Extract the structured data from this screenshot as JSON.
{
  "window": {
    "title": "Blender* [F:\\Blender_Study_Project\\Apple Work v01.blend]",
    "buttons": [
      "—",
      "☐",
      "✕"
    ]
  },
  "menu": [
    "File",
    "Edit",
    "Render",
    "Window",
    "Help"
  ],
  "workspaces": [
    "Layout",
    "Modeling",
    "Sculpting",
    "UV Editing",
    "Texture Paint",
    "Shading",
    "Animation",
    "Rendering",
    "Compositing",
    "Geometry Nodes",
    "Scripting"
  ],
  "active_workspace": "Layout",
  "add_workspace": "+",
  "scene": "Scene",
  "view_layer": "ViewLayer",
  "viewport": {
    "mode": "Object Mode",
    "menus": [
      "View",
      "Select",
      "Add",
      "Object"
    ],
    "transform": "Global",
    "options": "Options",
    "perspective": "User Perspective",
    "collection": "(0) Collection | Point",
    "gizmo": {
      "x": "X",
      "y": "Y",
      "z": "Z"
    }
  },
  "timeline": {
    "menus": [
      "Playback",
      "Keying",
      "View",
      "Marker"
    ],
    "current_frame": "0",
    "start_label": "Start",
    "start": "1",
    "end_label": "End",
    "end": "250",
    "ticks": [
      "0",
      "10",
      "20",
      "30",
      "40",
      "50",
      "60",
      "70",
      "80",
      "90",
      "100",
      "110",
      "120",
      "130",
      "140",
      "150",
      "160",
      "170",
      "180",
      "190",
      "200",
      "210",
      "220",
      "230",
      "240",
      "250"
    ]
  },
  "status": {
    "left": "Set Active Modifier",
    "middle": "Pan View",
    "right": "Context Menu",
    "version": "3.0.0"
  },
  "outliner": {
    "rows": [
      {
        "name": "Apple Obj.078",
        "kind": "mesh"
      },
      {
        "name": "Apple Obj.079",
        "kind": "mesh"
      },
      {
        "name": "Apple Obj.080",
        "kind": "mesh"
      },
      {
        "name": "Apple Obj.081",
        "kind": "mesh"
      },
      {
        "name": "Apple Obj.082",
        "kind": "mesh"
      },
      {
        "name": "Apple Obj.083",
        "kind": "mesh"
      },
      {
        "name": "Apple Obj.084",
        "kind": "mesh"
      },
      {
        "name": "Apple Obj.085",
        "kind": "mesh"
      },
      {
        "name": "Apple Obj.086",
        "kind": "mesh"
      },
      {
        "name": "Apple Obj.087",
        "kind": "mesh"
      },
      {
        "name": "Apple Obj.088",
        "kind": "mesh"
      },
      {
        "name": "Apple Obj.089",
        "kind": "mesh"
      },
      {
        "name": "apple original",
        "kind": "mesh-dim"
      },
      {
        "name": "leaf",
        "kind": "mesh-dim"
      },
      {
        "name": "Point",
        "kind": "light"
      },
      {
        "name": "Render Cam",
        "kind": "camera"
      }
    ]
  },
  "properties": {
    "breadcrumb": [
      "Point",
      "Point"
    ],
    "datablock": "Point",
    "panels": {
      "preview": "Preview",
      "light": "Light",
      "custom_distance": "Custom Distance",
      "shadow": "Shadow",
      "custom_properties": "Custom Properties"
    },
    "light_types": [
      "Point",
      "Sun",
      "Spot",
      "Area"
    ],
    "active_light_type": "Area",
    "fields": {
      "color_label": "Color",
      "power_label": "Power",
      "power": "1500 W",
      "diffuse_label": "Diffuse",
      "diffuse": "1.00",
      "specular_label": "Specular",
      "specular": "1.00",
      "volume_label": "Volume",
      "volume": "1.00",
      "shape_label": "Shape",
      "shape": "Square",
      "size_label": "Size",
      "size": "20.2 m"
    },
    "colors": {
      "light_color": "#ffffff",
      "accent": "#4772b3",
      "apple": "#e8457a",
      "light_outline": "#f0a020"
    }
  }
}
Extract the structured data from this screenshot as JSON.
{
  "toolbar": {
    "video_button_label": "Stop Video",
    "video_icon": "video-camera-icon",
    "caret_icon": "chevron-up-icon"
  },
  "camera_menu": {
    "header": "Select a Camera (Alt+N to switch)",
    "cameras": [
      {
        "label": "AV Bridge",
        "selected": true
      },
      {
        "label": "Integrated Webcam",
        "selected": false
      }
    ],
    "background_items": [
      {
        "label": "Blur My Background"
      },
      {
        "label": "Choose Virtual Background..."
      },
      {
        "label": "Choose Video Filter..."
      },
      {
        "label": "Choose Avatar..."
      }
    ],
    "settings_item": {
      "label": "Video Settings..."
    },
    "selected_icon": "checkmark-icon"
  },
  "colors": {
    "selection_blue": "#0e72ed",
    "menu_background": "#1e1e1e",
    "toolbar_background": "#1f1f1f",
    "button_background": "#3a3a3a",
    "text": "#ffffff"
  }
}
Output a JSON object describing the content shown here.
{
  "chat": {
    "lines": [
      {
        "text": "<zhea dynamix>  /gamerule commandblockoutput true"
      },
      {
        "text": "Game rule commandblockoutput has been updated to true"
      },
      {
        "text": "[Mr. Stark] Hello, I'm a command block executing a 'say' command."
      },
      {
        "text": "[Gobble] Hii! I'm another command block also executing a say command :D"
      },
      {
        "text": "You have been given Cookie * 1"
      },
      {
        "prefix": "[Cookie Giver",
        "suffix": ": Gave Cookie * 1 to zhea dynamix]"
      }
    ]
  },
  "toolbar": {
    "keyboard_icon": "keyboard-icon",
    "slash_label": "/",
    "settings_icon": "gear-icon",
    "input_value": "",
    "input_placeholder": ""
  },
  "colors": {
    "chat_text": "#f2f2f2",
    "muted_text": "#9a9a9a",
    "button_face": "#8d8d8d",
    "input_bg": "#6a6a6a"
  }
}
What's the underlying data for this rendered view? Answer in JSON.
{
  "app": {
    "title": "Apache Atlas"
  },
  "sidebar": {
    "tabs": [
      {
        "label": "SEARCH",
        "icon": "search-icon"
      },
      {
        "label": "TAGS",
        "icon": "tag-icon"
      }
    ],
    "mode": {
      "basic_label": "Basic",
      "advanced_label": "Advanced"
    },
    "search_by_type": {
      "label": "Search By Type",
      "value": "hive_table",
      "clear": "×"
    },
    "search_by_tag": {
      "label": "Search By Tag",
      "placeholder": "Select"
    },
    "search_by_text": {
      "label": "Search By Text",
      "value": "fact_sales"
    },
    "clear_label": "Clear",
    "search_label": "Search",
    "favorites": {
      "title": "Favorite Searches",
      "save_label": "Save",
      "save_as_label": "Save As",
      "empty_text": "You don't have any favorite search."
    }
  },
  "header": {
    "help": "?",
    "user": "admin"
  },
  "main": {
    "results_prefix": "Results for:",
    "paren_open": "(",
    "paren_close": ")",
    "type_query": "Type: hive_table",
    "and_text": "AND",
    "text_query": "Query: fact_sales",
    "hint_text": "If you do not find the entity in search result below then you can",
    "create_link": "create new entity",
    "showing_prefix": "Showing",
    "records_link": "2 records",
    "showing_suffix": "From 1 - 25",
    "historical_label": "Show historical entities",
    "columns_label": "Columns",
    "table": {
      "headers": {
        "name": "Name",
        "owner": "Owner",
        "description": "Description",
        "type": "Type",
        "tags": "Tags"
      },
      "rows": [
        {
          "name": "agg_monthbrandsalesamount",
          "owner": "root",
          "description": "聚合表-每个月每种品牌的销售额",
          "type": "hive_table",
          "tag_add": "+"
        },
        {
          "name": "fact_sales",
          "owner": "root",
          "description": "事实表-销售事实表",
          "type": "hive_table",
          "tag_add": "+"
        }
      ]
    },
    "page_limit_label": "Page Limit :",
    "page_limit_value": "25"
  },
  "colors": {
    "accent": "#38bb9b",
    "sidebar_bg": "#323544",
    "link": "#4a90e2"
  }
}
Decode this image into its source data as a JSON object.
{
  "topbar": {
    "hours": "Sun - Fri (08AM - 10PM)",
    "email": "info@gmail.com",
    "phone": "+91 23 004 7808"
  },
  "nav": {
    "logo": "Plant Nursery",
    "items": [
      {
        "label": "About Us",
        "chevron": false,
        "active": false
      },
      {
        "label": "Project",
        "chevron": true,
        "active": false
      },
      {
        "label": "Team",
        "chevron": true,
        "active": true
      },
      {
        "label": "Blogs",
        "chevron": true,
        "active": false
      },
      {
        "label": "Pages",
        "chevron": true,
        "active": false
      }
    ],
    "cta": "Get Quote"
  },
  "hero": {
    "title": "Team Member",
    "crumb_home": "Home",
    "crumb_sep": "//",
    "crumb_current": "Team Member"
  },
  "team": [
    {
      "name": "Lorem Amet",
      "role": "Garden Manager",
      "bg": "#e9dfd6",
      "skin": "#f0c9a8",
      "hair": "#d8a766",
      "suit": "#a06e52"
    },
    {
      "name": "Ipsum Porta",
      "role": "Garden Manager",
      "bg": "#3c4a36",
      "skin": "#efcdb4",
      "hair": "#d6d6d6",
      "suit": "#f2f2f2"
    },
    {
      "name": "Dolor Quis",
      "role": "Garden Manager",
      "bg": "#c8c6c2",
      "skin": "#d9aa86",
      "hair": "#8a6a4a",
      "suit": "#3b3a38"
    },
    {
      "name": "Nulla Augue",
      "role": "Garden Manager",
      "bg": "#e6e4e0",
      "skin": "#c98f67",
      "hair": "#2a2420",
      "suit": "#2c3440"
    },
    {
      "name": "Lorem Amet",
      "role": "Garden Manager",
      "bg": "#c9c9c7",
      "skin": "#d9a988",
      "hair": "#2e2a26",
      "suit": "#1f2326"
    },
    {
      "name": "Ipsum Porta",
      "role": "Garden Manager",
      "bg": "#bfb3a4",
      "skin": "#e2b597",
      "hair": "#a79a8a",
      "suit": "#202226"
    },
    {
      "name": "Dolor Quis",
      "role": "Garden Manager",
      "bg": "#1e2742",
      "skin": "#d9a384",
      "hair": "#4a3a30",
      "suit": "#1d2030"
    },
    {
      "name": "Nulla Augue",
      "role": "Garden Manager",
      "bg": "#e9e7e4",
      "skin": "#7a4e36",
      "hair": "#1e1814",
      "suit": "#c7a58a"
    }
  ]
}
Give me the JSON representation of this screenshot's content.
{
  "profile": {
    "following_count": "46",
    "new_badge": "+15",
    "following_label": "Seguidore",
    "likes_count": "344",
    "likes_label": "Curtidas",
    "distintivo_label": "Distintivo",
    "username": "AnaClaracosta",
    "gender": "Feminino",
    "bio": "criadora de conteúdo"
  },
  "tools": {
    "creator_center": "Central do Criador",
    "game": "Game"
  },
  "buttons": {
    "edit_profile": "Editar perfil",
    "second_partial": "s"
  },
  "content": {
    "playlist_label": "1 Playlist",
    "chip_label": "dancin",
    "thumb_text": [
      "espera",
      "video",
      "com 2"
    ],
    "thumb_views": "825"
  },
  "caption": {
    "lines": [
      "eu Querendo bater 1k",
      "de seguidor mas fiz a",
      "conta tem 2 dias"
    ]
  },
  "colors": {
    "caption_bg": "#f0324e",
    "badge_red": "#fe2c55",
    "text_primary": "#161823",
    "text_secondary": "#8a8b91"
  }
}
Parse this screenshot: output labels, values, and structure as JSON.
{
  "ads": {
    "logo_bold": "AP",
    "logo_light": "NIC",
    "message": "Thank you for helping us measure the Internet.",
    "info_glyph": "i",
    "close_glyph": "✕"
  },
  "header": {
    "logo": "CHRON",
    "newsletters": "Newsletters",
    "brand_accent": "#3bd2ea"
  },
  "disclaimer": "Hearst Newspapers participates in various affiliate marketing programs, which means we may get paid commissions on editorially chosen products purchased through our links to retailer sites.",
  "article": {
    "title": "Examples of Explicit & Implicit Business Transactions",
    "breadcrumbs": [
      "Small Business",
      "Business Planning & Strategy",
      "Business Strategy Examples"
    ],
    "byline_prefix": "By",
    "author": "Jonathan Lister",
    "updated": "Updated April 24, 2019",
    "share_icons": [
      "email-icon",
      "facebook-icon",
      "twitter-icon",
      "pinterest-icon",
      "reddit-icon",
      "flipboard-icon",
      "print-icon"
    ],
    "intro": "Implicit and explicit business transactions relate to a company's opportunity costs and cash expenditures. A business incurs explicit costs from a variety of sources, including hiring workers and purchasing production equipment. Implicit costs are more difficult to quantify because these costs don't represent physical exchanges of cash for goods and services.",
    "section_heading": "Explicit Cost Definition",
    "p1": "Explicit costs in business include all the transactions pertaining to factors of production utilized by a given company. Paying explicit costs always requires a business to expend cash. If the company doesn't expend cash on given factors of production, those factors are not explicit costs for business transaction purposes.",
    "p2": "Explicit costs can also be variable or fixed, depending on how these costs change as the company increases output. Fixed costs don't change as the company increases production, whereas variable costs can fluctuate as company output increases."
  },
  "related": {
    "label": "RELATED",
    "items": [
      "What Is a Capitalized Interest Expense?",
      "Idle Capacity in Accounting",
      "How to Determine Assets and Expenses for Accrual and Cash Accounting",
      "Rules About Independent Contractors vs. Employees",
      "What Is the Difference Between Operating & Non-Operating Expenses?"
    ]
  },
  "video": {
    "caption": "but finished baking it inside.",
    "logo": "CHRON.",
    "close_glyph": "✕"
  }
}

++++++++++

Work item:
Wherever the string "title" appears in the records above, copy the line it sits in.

Response to the task:
    "title": "Blender* [F:\\Blender_Study_Project\\Apple Work v01.blend]",
    "title": "Apache Atlas"
      "title": "Favorite Searches",
    "title": "Team Member",
    "title": "Examples of Explicit & Implicit Business Transactions",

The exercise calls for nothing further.